» Recorded data:
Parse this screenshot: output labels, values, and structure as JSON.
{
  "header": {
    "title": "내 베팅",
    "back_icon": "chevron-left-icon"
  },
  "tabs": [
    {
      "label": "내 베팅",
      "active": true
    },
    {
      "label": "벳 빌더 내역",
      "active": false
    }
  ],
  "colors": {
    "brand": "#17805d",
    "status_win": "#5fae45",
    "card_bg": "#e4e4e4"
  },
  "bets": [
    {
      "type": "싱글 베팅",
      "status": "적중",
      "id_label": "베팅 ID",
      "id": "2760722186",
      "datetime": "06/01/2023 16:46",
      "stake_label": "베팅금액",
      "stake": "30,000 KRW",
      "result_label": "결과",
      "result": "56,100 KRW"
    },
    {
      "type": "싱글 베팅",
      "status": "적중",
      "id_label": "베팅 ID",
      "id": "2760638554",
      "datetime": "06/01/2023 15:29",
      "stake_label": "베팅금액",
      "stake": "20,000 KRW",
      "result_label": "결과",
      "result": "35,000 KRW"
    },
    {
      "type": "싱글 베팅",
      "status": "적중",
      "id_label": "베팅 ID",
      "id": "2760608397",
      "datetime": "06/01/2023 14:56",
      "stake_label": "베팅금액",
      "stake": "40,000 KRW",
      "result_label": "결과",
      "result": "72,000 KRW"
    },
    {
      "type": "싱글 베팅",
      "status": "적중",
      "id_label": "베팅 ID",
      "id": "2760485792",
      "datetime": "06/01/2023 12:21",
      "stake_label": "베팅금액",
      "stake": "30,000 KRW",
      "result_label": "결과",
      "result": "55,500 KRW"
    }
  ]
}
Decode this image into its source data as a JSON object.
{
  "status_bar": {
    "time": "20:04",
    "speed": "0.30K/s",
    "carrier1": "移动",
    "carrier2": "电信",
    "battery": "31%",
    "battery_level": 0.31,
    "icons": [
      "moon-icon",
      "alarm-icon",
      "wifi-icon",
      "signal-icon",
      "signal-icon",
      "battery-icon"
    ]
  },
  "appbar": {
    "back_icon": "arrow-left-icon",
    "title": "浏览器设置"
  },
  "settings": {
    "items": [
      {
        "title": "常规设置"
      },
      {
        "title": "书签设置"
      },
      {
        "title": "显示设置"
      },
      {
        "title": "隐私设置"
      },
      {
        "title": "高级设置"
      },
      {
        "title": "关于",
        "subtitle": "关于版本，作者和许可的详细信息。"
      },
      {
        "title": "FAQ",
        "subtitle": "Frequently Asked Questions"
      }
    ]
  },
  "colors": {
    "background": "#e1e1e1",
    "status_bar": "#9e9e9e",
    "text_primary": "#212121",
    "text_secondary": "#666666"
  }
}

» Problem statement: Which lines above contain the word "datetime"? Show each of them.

» Solution below:
      "datetime": "06/01/2023 16:46",
      "datetime": "06/01/2023 15:29",
      "datetime": "06/01/2023 14:56",
      "datetime": "06/01/2023 12:21",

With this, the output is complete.